DATA UNDER STUDY:
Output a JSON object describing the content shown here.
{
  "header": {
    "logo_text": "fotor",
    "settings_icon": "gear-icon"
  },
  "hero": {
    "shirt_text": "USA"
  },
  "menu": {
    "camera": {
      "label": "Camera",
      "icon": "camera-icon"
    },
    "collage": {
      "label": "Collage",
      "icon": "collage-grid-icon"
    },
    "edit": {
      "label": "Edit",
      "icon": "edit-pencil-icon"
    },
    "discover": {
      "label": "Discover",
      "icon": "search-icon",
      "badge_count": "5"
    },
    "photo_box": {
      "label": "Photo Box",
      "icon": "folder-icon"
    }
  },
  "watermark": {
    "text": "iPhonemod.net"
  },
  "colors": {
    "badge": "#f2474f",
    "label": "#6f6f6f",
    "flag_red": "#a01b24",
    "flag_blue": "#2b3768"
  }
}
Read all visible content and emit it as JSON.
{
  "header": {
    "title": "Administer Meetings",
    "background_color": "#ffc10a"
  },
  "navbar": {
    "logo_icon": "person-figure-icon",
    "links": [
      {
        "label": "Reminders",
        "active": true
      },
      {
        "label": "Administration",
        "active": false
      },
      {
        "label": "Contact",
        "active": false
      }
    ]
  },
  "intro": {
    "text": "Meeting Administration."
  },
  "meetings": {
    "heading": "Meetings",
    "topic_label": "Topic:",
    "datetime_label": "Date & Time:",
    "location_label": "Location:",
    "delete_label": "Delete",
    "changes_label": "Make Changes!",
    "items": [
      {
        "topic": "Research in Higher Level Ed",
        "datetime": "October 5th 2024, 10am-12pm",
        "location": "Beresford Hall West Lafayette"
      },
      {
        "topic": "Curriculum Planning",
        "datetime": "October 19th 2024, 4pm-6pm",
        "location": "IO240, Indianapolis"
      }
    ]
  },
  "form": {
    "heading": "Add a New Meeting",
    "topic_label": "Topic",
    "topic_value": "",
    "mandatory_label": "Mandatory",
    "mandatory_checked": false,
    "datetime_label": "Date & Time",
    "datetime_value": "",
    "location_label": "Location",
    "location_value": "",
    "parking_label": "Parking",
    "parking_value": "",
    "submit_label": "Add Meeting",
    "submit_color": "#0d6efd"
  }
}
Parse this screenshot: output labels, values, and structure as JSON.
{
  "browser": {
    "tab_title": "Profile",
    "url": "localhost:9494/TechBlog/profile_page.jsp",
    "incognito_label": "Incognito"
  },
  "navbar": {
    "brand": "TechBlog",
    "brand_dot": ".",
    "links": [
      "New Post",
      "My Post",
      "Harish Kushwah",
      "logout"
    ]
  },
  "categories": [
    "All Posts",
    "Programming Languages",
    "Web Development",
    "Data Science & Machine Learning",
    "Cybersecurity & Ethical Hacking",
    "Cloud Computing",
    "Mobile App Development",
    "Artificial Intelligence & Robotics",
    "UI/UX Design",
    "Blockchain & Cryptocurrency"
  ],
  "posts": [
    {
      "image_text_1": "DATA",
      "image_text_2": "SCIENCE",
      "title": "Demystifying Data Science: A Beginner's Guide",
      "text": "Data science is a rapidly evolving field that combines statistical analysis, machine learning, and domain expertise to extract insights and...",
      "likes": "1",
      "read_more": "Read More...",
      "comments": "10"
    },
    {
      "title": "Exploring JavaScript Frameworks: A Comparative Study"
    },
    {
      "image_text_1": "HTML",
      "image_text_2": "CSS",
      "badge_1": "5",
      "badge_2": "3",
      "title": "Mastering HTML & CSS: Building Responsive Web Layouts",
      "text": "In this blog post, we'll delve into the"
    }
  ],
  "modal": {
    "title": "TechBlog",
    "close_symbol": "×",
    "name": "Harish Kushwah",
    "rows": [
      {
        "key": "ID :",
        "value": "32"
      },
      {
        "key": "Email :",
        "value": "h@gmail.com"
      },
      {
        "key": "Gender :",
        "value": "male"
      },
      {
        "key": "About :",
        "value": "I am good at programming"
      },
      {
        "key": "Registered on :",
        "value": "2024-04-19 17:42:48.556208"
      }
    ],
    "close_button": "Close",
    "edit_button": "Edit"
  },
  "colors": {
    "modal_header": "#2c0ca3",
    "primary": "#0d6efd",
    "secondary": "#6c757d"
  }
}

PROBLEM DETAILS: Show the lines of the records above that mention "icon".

ANSWER BOX:
    "settings_icon": "gear-icon"
      "icon": "camera-icon"
      "icon": "collage-grid-icon"
      "icon": "edit-pencil-icon"
      "icon": "search-icon",
      "icon": "folder-icon"
    "logo_icon": "person-figure-icon",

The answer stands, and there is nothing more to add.